Brian Ross (disclaimer: often, what we learn from Ross is what the CIA wants us to know, search on “Brian Ross” “anthrax” and “Glenn Greenwald” for details) reports that the US has categorically rejected the concept of trading Aafia Siddiqui for Raymond Davis. At the same time, BBC provides a very interesting background piece on the Davis affair, in which they describe the agendas of various government and non-government entities involved in the legal and political conflict that has arisen from the case. Buried in that description, however, is a very interesting report that the uncle of the widow who committed suicide out of remorse that her husband’s killer would never face judgment now reports that he was attacked by two men who tried to force rat poison down his throat. Possibly (but not necessarily) related is a new report in the New York Times letting us know that Dewey Clarridge’s shadowy group has not yet been disbanded and has been doing work for the FBI.  Finally, we also learn from Dawn that at least 45 people whose contact information was in Davis’ cell phone have been arrested.

It appears that the US response to a proposed Aafia Siddiqui-Raymond Davis trade is an emphatic “no”:

According to a senior American administration official and a Pakistani official involved in the negotiations to free CIA contractor Raymond Davis, the Pakistani government proposed trading Davis for Aafia Siddiqui, an MIT-educated Pakistani neuroscientist currently serving 86 years in federal prison for attempted murder.

The offer was immediately dismissed by the U.S. government. “The Pakistanis have raised it,” the U.S. official said. “We are not going to pursue it.”

I think that on this one, I have to agree with commenter quanto, who pointed out this development in comments to my post from yesterday, adding: “They probably don’t want the backlash of the Pakistanis seeing what condition we left her in.”

In the meantime, BBC goes into detail on how the Pakistani federal government and the Punjab provincial government are at odds on the handling of the Davis case:

The Pakistani government, which apparently issued Mr Davis a diplomatic visa, seems inclined to release him and end the diplomatic row.

But, according to political analyst Dr Hasan Askari Rizvi of Lahore, local islamist groups are behind massive anti-Davis demonstrations in the area, and this has the Punjab provincial government bucking the federal government:

He says the PML-N party, which rules the Punjab province, knows “the mood in the streets (and) is not willing to help the federal government”.

But also in this article is a very interesting revelation:

But the latest development was buried deep in the Pakistani newspapers last week. It was a report about a man taken to hospital after intruders tried to force poison down his throat.

The man in question was Mohammad Sarwar, the uncle of Shumaila Kanwal, the widow of one of the men shot by Raymond Davis.

Because she made televised death-bed statements about her suicide, it seems doubtful that Sumaila Kanwal’s suicide was “forced”, but this development regarding her uncle, at whose house she was staying at the time of her suicide, certainly complicates matters.

Because the US has admitted that Davis was a contractor working for the CIA, it seems relevant to consider an article published late Monday on the New York Times website and appearing in the Tuesday print edition.  Here, we learn that the shadowy group run by Dewey Clarridge has not yet been disbanded and may have been used by the FBI to gather intelligence on corruption in Hamid Karzai’s administration.  This portion of the report stands out:

Mr. Clarridge’s spy network is made up of former C.I.A. and special forces operatives, as well as dozens of Afghan and Pakistani locals.
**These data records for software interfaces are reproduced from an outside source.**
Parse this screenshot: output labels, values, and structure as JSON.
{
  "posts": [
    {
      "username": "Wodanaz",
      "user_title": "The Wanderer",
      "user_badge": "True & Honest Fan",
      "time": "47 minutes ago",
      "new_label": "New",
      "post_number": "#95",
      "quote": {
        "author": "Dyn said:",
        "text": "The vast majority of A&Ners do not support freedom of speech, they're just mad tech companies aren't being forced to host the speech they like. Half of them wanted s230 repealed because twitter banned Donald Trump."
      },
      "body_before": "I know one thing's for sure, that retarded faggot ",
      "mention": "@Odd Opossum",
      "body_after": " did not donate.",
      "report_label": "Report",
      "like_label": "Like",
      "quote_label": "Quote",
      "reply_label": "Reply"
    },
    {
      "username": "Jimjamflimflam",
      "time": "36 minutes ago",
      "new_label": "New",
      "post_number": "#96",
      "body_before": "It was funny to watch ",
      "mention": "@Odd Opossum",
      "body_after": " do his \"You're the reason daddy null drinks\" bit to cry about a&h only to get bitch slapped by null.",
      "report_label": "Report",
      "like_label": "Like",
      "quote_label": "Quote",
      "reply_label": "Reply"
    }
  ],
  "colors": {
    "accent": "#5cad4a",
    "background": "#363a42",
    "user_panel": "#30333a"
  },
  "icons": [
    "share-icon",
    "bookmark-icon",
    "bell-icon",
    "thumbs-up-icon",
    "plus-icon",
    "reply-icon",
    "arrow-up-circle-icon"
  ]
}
From his home near San Diego, Mr. Clarridge pieces together dispatches from overseas and arranges for the reports to be posted on a password-protected Web site.

Hmmm. So Clarridge has been running a contractor group that includes former special forces operatives, which Davis is, and when reports first came out about his group, it was noted that they were being used to develop targets for assassination in Pakistan and Afghanistan, just as Davis has been accused by some of being involved in choosing targets for drone attacks.
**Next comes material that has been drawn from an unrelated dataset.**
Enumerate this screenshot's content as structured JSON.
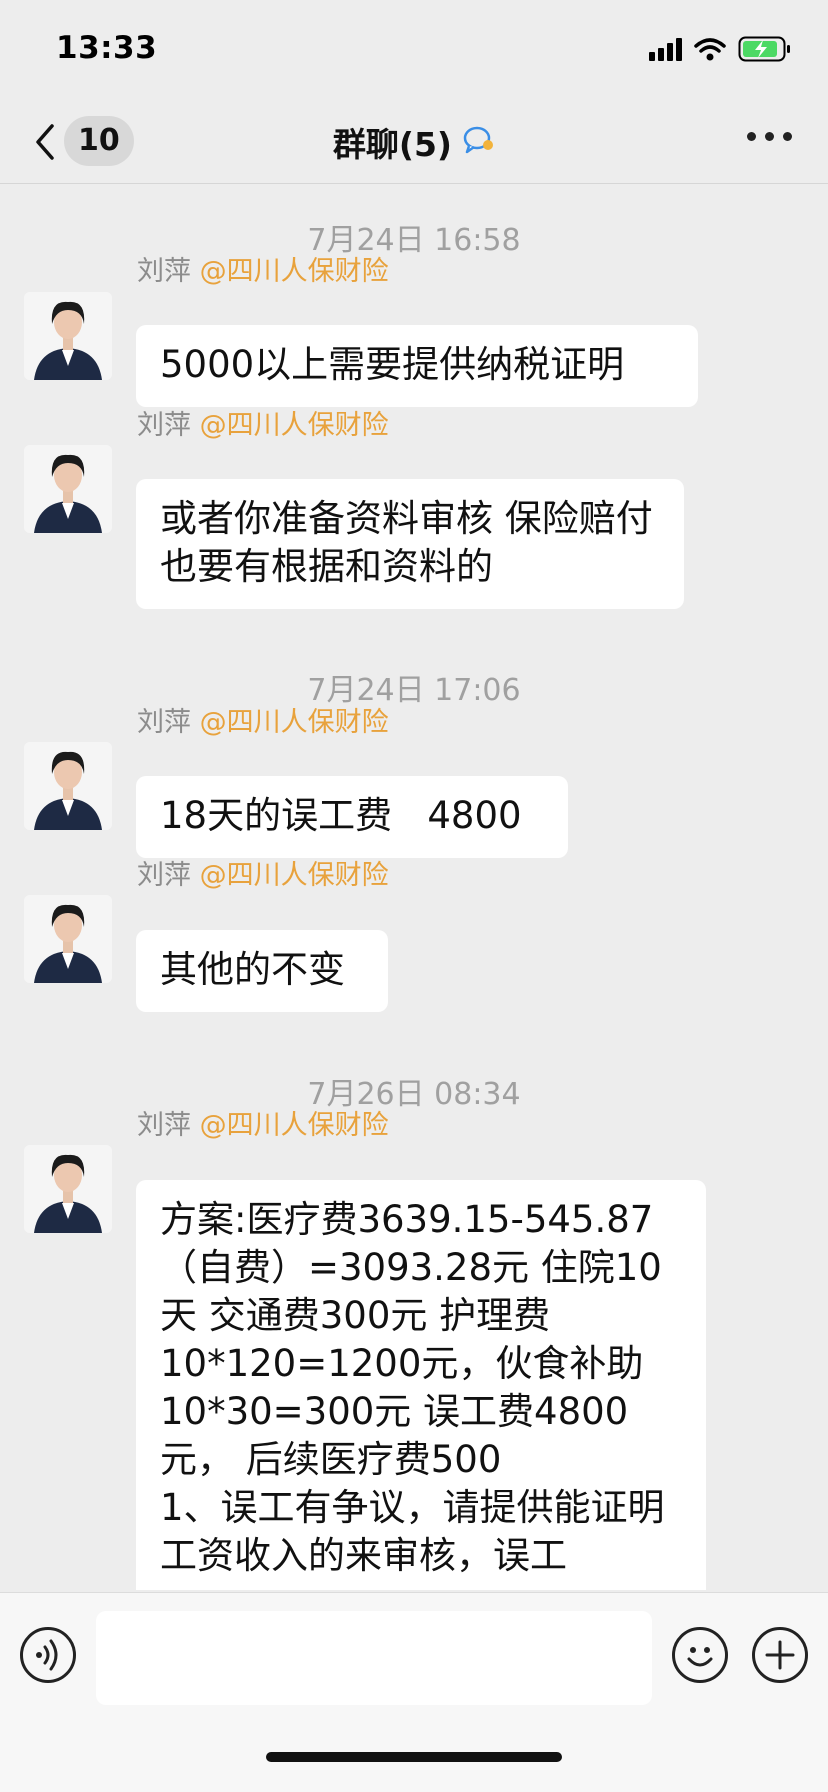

It is going to take a very long time to sort out the various groups the US has operating within Pakistan. As I pointed out yesterday, Pakistan seems to be moving quickly in trying to identify some of these US personnel, as they have inventoried those with diplomatic immunity and arrested at least one US contractor who appeared to overstay his visa, leading others to leave the country. Of further note along these lines is the revelation (again, h/t to quanto in the same comment discussed above) that Pakistan has now arrested at least 45 people whose contact information was in Davis’ phone:
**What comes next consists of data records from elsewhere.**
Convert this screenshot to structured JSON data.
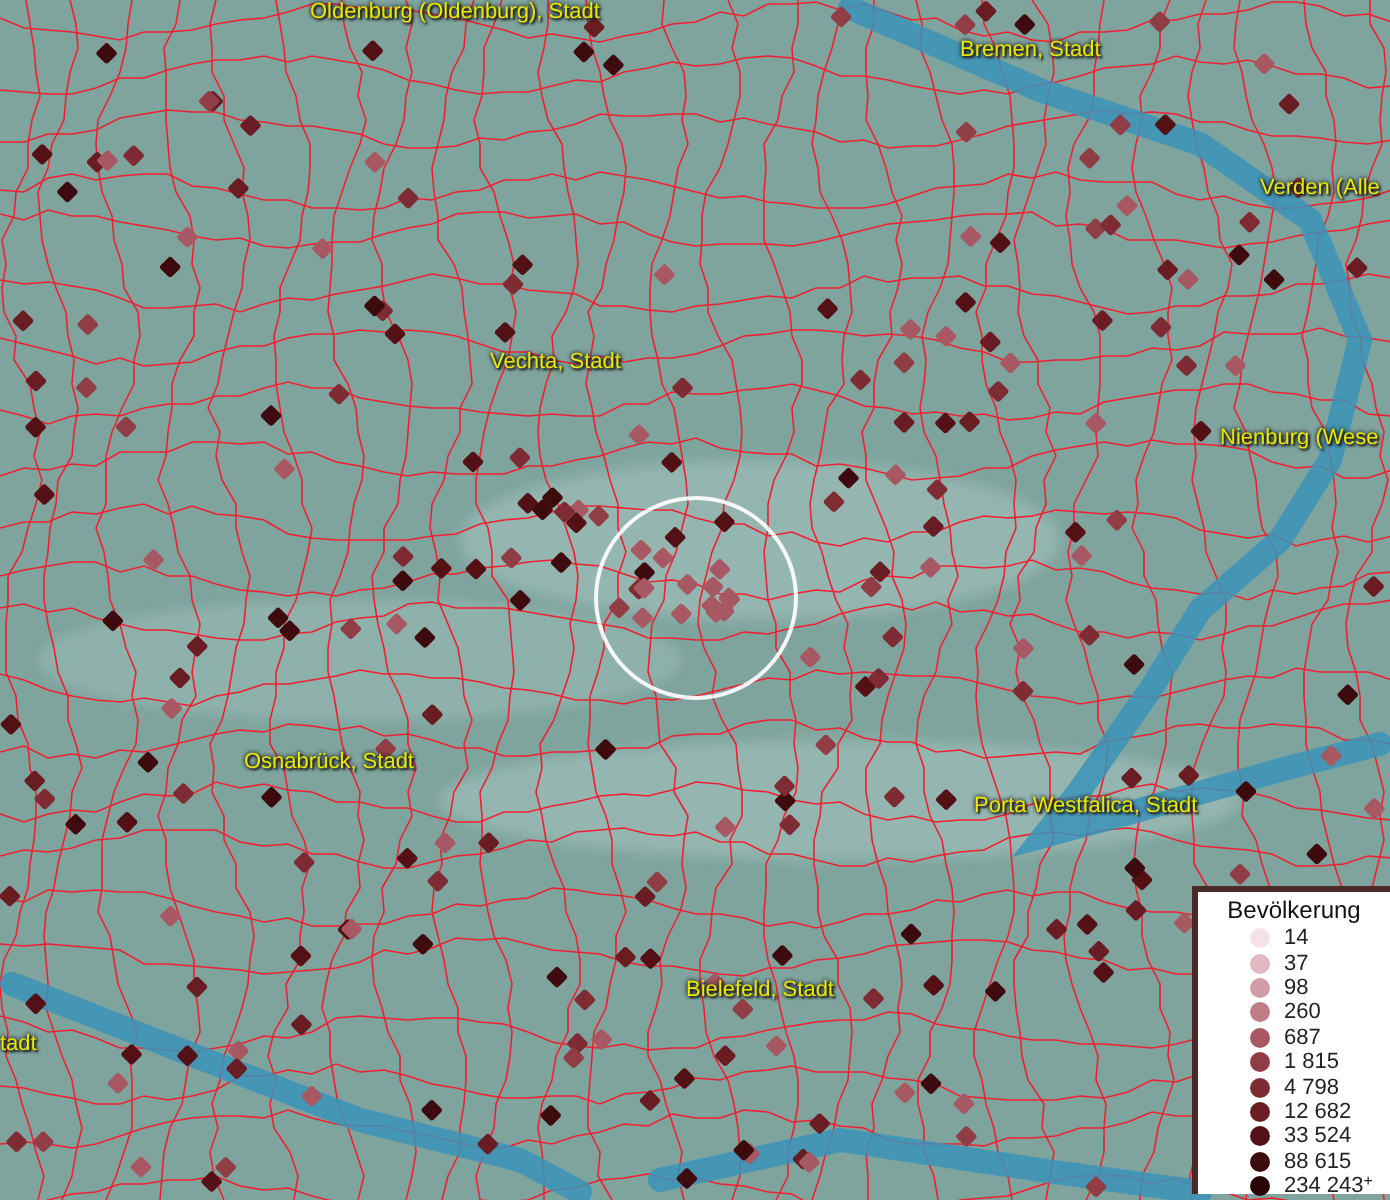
{
  "map": {
    "places": [
      {
        "name": "Oldenburg (Oldenburg), Stadt"
      },
      {
        "name": "Bremen, Stadt"
      },
      {
        "name": "Verden (Alle"
      },
      {
        "name": "Vechta, Stadt"
      },
      {
        "name": "Nienburg (Wese"
      },
      {
        "name": "Osnabrück, Stadt"
      },
      {
        "name": "Porta Westfalica, Stadt"
      },
      {
        "name": "Bielefeld, Stadt"
      },
      {
        "name": "tadt"
      }
    ]
  },
  "legend": {
    "title": "Bevölkerung",
    "items": [
      {
        "label": "14",
        "color": "#f5e1ea"
      },
      {
        "label": "37",
        "color": "#e2b8c2"
      },
      {
        "label": "98",
        "color": "#d09ca5"
      },
      {
        "label": "260",
        "color": "#bd7c86"
      },
      {
        "label": "687",
        "color": "#a85862"
      },
      {
        "label": "1 815",
        "color": "#913d46"
      },
      {
        "label": "4 798",
        "color": "#7e2b33"
      },
      {
        "label": "12 682",
        "color": "#691c22"
      },
      {
        "label": "33 524",
        "color": "#531116"
      },
      {
        "label": "88 615",
        "color": "#3d0a0d"
      },
      {
        "label": "234 243$^{+}$",
        "color": "#290507"
      }
    ]
  }
}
The law enforcement agencies arrested 45 individuals for staying in constant contact with Raymond Davis, a CIA contractor who shot dead two Pakistanis in Lahore last month, DawnNews reported on Monday.

The individuals had been arrested from Lahore, Karachi and Peshawar and their contact information was taken from Davis’ mobile phone. Investigations were underway.

Stay tuned for further developments.